- Opening Delimiter -

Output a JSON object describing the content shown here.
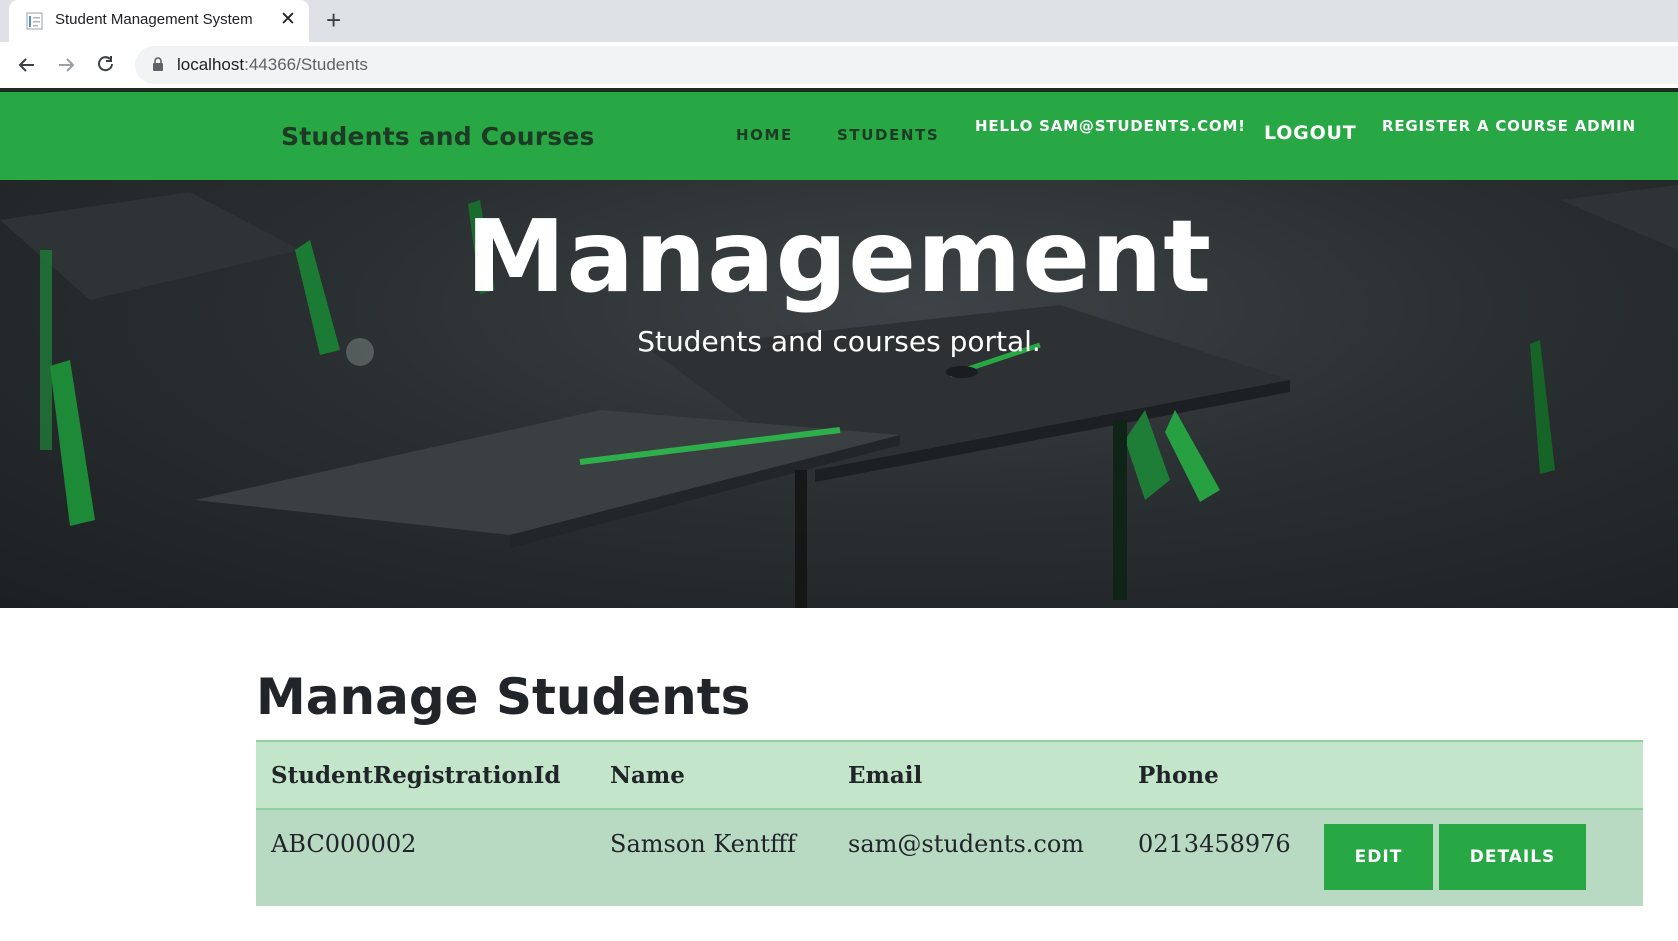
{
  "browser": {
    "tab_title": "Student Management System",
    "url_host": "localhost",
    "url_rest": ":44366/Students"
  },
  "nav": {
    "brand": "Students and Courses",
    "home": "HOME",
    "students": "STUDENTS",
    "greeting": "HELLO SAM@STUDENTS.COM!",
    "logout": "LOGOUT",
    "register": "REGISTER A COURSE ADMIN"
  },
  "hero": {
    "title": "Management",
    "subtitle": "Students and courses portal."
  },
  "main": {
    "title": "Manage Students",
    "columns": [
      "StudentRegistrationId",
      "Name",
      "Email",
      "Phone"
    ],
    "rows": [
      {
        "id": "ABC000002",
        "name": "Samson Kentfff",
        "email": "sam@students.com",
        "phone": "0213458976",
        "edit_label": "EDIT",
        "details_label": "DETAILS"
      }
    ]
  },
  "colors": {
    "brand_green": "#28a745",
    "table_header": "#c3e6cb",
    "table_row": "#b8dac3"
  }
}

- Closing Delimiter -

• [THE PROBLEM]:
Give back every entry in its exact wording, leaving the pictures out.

• [ANSWER BOX]:
Output a JSON object describing the content shown here.
{
  "browser": {
    "tab_title": "Student Management System",
    "url_host": "localhost",
    "url_rest": ":44366/Students"
  },
  "nav": {
    "brand": "Students and Courses",
    "home": "HOME",
    "students": "STUDENTS",
    "greeting": "HELLO SAM@STUDENTS.COM!",
    "logout": "LOGOUT",
    "register": "REGISTER A COURSE ADMIN"
  },
  "hero": {
    "title": "Management",
    "subtitle": "Students and courses portal."
  },
  "main": {
    "title": "Manage Students",
    "columns": [
      "StudentRegistrationId",
      "Name",
      "Email",
      "Phone"
    ],
    "rows": [
      {
        "id": "ABC000002",
        "name": "Samson Kentfff",
        "email": "sam@students.com",
        "phone": "0213458976",
        "edit_label": "EDIT",
        "details_label": "DETAILS"
      }
    ]
  },
  "colors": {
    "brand_green": "#28a745",
    "table_header": "#c3e6cb",
    "table_row": "#b8dac3"
  }
}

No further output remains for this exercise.